From the cavern's dark retreat,
Whilst an angel, earthward bending,
Cheers his soul with accents sweet.
Fear and terror come not o'er him,
As the lion's angry brood
Crouch with placid mien before him,
By his holy song subdued.

The lion, in the meantime, had lain quietly down, and, raising his heavy paw, had placed it in the lap of the child. The latter stroked it gently, and continued his chant, but soon observed that a sharp thorn had penetrated into the ball of the animal's foot. With great tenderness, the child extracted the thorn, and, taking his bright-coloured silk handkerchief from his neck, bound it round the foot of the huge creature; whilst the attentive mother, still joyfully leaning over the parapet with outstretched arms, would probably, as was her wont, have testified her approbation with loud shouts and clapping of hands, if the attendant had not rudely seized her, and reminded her that the danger was not yet completely over.

The child now joyfully continued his song, after he had hummed a few notes by way of prelude:

Since the eternal Eye, far-seeing,
Earth and sea surveys in peace,
Lion shall with lamb agreeing
Live, and angry tempests cease.
Warriors' sword no more shall lower,
Faith and Hope their fruit shall bear:
Wondrous is the mighty power
Of Love' which pours its soul in prayer.

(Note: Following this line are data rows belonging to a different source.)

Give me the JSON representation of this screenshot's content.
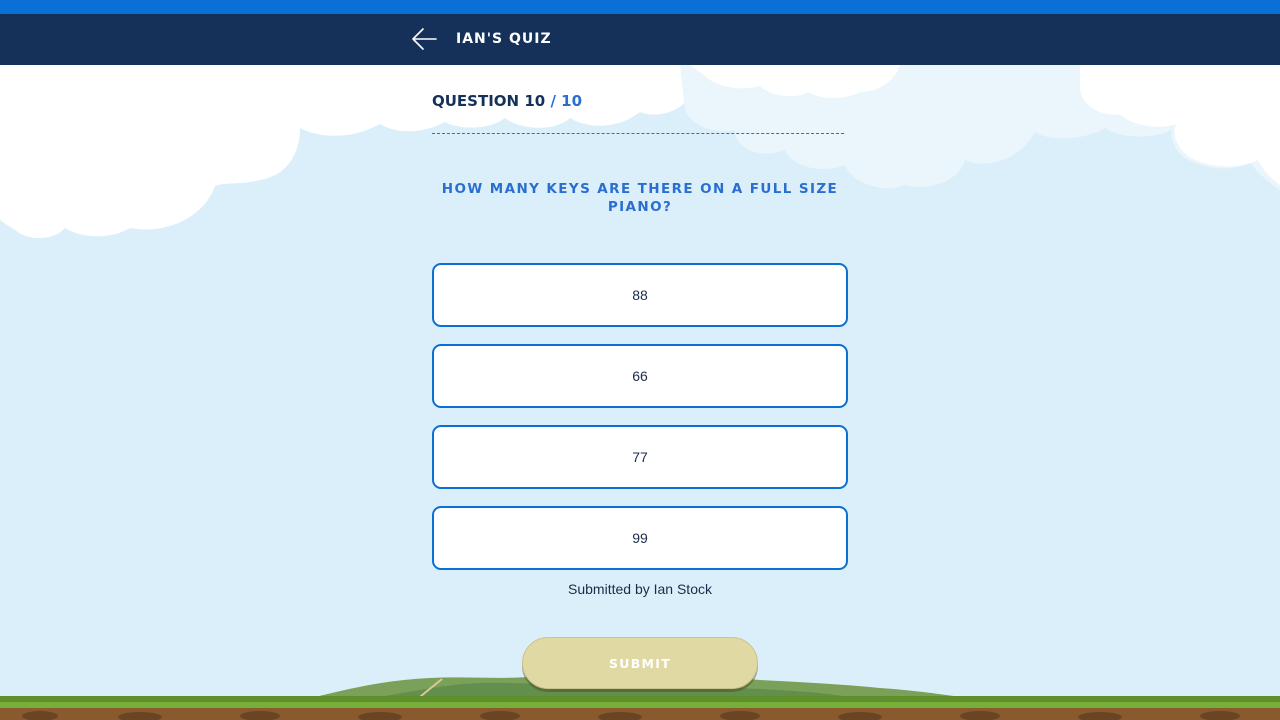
{
  "header": {
    "title": "Ian's Quiz",
    "back_icon": "arrow-left-icon"
  },
  "progress": {
    "label": "Question 10",
    "total": "/ 10"
  },
  "question": {
    "text": "How many keys are there on a full size piano?"
  },
  "answers": [
    {
      "label": "88"
    },
    {
      "label": "66"
    },
    {
      "label": "77"
    },
    {
      "label": "99"
    }
  ],
  "credit": "Submitted by Ian Stock",
  "submit_label": "Submit",
  "colors": {
    "navbar": "#15315a",
    "accent": "#0a70d6",
    "question_text": "#2a6fd0",
    "sky": "#dbeffa",
    "submit_disabled": "#e1d9a3"
  }
}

If it were possible to conceive that the features of so fierce a monster, at once the tyrant of the forest and the despot of the animal kingdom, could display an expression of pleasure and grateful joy, it might have been witnessed upon this occasion, and, in very truth, the child, in the fulness of his beauty, looked like some victorious conqueror; though it could not be said that the lion seemed subdued, for his mighty power was only for a time concealed. He wore the aspect of a tamed creature, who had been content to make a voluntary surrender of the mighty power with which it was endued. And thus the child continued to play and to sing, transposing his verses or adding to them, as he felt inclined.

Holy angels, still untiring,
Aid the good and virtuous child,
Every noble deed inspiring,
And restraining actions wild.
So the forest king to render
Tame as child at parent's knee,
Still be gentle, kind, and tender,
Use sweet love and melody.

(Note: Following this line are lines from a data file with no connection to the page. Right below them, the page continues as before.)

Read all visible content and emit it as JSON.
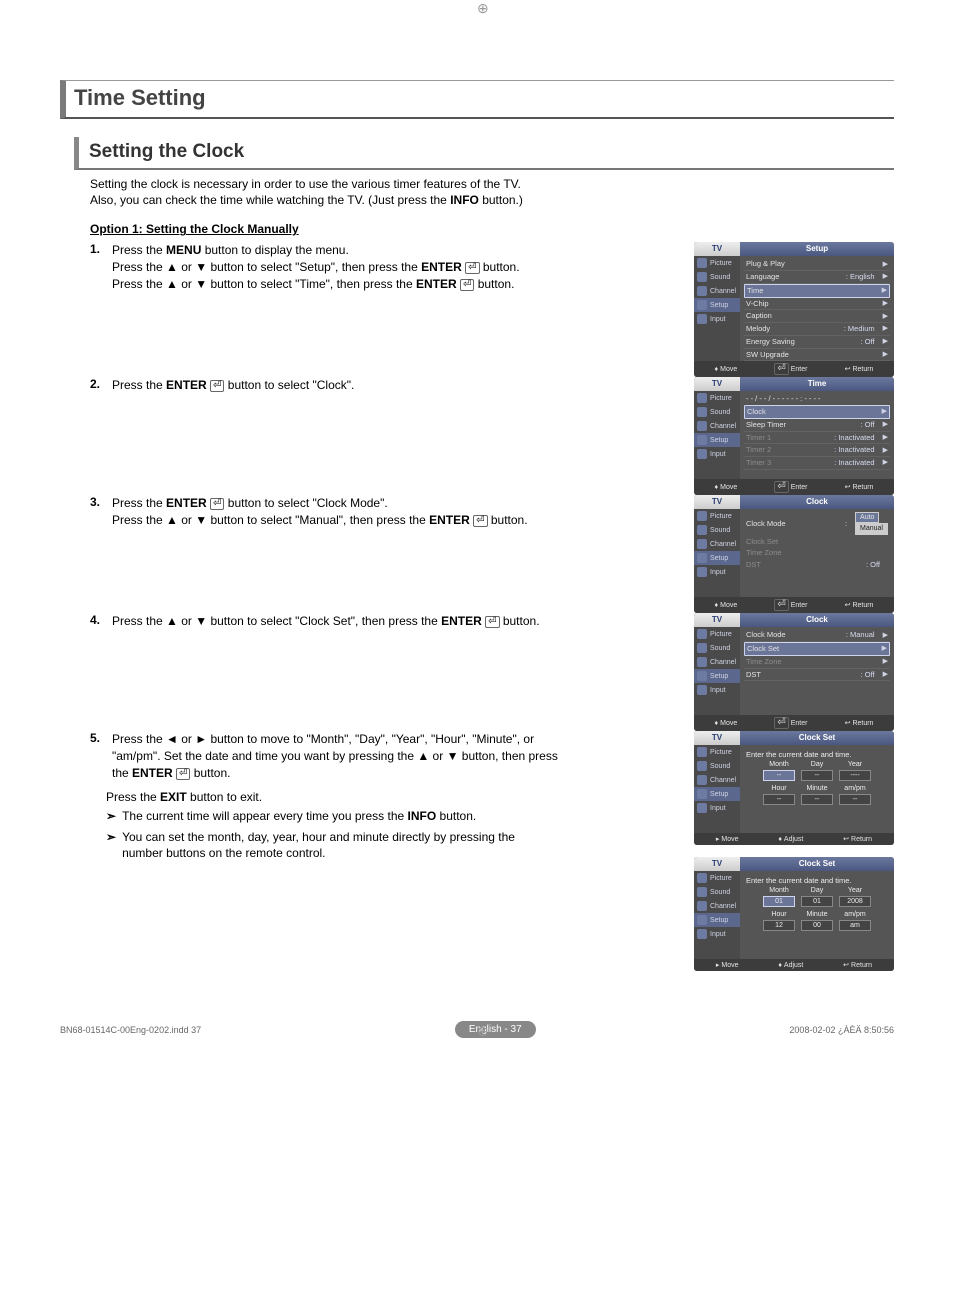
{
  "titles": {
    "main": "Time Setting",
    "sub": "Setting the Clock"
  },
  "intro": {
    "line1": "Setting the clock is necessary in order to use the various timer features of the TV.",
    "line2_a": "Also, you can check the time while watching the TV. (Just press the ",
    "line2_b": "INFO",
    "line2_c": " button.)"
  },
  "option_heading": "Option 1: Setting the Clock Manually",
  "steps": {
    "s1": {
      "num": "1.",
      "p1a": "Press the ",
      "p1b": "MENU",
      "p1c": " button to display the menu.",
      "p2a": "Press the ▲ or ▼ button to select \"Setup\", then press the ",
      "p2b": "ENTER",
      "p2c": " button.",
      "p3a": "Press the ▲ or ▼ button to select \"Time\", then press the ",
      "p3b": "ENTER",
      "p3c": " button."
    },
    "s2": {
      "num": "2.",
      "p1a": "Press the ",
      "p1b": "ENTER",
      "p1c": " button to select \"Clock\"."
    },
    "s3": {
      "num": "3.",
      "p1a": "Press the ",
      "p1b": "ENTER",
      "p1c": " button to select \"Clock Mode\".",
      "p2a": "Press the ▲ or ▼ button to select \"Manual\", then press the ",
      "p2b": "ENTER",
      "p2c": " button."
    },
    "s4": {
      "num": "4.",
      "p1a": "Press the ▲ or ▼ button to select \"Clock Set\", then press the ",
      "p1b": "ENTER",
      "p1c": " button."
    },
    "s5": {
      "num": "5.",
      "p1a": "Press the ◄ or ► button to move to \"Month\", \"Day\", \"Year\", \"Hour\", \"Minute\", or \"am/pm\". Set the date and time you want by pressing the ▲ or ▼ button, then press the ",
      "p1b": "ENTER",
      "p1c": " button.",
      "exit_a": "Press the ",
      "exit_b": "EXIT",
      "exit_c": " button to exit.",
      "note1a": "The current time will appear every time you press the ",
      "note1b": "INFO",
      "note1c": " button.",
      "note2": "You can set the month, day, year, hour and minute directly by pressing the number buttons on the remote control."
    }
  },
  "osd_common": {
    "tv": "TV",
    "side": {
      "picture": "Picture",
      "sound": "Sound",
      "channel": "Channel",
      "setup": "Setup",
      "input": "Input"
    },
    "footer": {
      "move": "Move",
      "enter": "Enter",
      "return": "Return",
      "adjust": "Adjust"
    }
  },
  "osd1": {
    "title": "Setup",
    "rows": [
      {
        "label": "Plug & Play",
        "value": ""
      },
      {
        "label": "Language",
        "value": ": English"
      },
      {
        "label": "Time",
        "value": "",
        "hl": true
      },
      {
        "label": "V-Chip",
        "value": ""
      },
      {
        "label": "Caption",
        "value": ""
      },
      {
        "label": "Melody",
        "value": ": Medium"
      },
      {
        "label": "Energy Saving",
        "value": ": Off"
      },
      {
        "label": "SW Upgrade",
        "value": ""
      }
    ]
  },
  "osd2": {
    "title": "Time",
    "header_time": "- - / - - / - - - -   - - : - -  - -",
    "rows": [
      {
        "label": "Clock",
        "value": "",
        "hl": true
      },
      {
        "label": "Sleep Timer",
        "value": ": Off"
      },
      {
        "label": "Timer 1",
        "value": ": Inactivated",
        "dim": true
      },
      {
        "label": "Timer 2",
        "value": ": Inactivated",
        "dim": true
      },
      {
        "label": "Timer 3",
        "value": ": Inactivated",
        "dim": true
      }
    ]
  },
  "osd3": {
    "title": "Clock",
    "rows": [
      {
        "label": "Clock Mode",
        "value": ":",
        "drop": [
          "Auto",
          "Manual"
        ]
      },
      {
        "label": "Clock Set",
        "value": "",
        "dim": true
      },
      {
        "label": "Time Zone",
        "value": "",
        "dim": true
      },
      {
        "label": "DST",
        "value": ": Off",
        "dim": true
      }
    ]
  },
  "osd4": {
    "title": "Clock",
    "rows": [
      {
        "label": "Clock Mode",
        "value": ": Manual"
      },
      {
        "label": "Clock Set",
        "value": "",
        "hl": true
      },
      {
        "label": "Time Zone",
        "value": "",
        "dim": true
      },
      {
        "label": "DST",
        "value": ": Off"
      }
    ]
  },
  "osd5": {
    "title": "Clock Set",
    "msg": "Enter the current date and time.",
    "row1": {
      "c1": "Month",
      "c2": "Day",
      "c3": "Year",
      "v1": "--",
      "v2": "--",
      "v3": "----"
    },
    "row2": {
      "c1": "Hour",
      "c2": "Minute",
      "c3": "am/pm",
      "v1": "--",
      "v2": "--",
      "v3": "--"
    }
  },
  "osd6": {
    "title": "Clock Set",
    "msg": "Enter the current date and time.",
    "row1": {
      "c1": "Month",
      "c2": "Day",
      "c3": "Year",
      "v1": "01",
      "v2": "01",
      "v3": "2008"
    },
    "row2": {
      "c1": "Hour",
      "c2": "Minute",
      "c3": "am/pm",
      "v1": "12",
      "v2": "00",
      "v3": "am"
    }
  },
  "page_footer": {
    "pill": "English - 37",
    "left": "BN68-01514C-00Eng-0202.indd   37",
    "right": "2008-02-02   ¿ÀÈÄ 8:50:56"
  }
}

Translation by Thomas Carlyle and R.D. Boylan

Versions --> German

© 1994-1999 Robert Godwin-Jones
Virginia Commonwealth University